*** Begin section ***

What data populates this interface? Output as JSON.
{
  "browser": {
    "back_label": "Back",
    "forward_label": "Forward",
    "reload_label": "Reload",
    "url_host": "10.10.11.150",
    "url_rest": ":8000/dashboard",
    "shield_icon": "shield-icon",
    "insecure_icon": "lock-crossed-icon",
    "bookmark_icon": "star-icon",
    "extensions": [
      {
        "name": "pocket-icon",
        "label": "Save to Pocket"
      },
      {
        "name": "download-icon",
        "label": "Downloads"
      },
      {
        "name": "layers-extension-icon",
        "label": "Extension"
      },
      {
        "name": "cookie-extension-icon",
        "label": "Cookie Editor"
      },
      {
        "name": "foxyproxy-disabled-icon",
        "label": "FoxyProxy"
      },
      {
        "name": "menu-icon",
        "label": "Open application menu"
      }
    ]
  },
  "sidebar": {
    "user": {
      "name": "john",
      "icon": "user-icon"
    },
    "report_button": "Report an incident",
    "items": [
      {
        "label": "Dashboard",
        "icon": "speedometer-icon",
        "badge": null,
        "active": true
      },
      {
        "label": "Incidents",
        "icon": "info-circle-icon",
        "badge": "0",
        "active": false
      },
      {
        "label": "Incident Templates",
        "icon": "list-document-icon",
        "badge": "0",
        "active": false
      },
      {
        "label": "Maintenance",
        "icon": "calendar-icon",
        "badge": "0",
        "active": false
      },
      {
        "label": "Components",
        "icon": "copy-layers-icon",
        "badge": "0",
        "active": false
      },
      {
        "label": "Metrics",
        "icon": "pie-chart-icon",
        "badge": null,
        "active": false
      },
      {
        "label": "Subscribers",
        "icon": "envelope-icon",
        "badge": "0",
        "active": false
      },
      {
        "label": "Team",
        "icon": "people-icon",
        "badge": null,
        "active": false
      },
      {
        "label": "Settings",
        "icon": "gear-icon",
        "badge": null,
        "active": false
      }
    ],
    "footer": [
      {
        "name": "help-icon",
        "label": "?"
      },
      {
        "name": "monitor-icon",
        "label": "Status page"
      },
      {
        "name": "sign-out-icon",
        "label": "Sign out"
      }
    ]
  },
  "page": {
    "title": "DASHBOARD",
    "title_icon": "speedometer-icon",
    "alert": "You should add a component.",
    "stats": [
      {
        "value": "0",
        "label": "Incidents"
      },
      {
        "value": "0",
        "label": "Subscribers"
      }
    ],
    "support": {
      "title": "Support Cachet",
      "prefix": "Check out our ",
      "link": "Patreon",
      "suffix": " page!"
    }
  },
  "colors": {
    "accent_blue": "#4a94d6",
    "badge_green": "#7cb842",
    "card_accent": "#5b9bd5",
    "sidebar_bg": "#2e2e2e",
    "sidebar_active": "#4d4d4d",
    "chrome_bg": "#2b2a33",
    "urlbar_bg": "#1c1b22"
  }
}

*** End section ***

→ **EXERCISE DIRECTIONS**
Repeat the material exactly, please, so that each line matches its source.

→ **REPLY**
What data populates this interface? Output as JSON.
{
  "browser": {
    "back_label": "Back",
    "forward_label": "Forward",
    "reload_label": "Reload",
    "url_host": "10.10.11.150",
    "url_rest": ":8000/dashboard",
    "shield_icon": "shield-icon",
    "insecure_icon": "lock-crossed-icon",
    "bookmark_icon": "star-icon",
    "extensions": [
      {
        "name": "pocket-icon",
        "label": "Save to Pocket"
      },
      {
        "name": "download-icon",
        "label": "Downloads"
      },
      {
        "name": "layers-extension-icon",
        "label": "Extension"
      },
      {
        "name": "cookie-extension-icon",
        "label": "Cookie Editor"
      },
      {
        "name": "foxyproxy-disabled-icon",
        "label": "FoxyProxy"
      },
      {
        "name": "menu-icon",
        "label": "Open application menu"
      }
    ]
  },
  "sidebar": {
    "user": {
      "name": "john",
      "icon": "user-icon"
    },
    "report_button": "Report an incident",
    "items": [
      {
        "label": "Dashboard",
        "icon": "speedometer-icon",
        "badge": null,
        "active": true
      },
      {
        "label": "Incidents",
        "icon": "info-circle-icon",
        "badge": "0",
        "active": false
      },
      {
        "label": "Incident Templates",
        "icon": "list-document-icon",
        "badge": "0",
        "active": false
      },
      {
        "label": "Maintenance",
        "icon": "calendar-icon",
        "badge": "0",
        "active": false
      },
      {
        "label": "Components",
        "icon": "copy-layers-icon",
        "badge": "0",
        "active": false
      },
      {
        "label": "Metrics",
        "icon": "pie-chart-icon",
        "badge": null,
        "active": false
      },
      {
        "label": "Subscribers",
        "icon": "envelope-icon",
        "badge": "0",
        "active": false
      },
      {
        "label": "Team",
        "icon": "people-icon",
        "badge": null,
        "active": false
      },
      {
        "label": "Settings",
        "icon": "gear-icon",
        "badge": null,
        "active": false
      }
    ],
    "footer": [
      {
        "name": "help-icon",
        "label": "?"
      },
      {
        "name": "monitor-icon",
        "label": "Status page"
      },
      {
        "name": "sign-out-icon",
        "label": "Sign out"
      }
    ]
  },
  "page": {
    "title": "DASHBOARD",
    "title_icon": "speedometer-icon",
    "alert": "You should add a component.",
    "stats": [
      {
        "value": "0",
        "label": "Incidents"
      },
      {
        "value": "0",
        "label": "Subscribers"
      }
    ],
    "support": {
      "title": "Support Cachet",
      "prefix": "Check out our ",
      "link": "Patreon",
      "suffix": " page!"
    }
  },
  "colors": {
    "accent_blue": "#4a94d6",
    "badge_green": "#7cb842",
    "card_accent": "#5b9bd5",
    "sidebar_bg": "#2e2e2e",
    "sidebar_active": "#4d4d4d",
    "chrome_bg": "#2b2a33",
    "urlbar_bg": "#1c1b22"
  }
}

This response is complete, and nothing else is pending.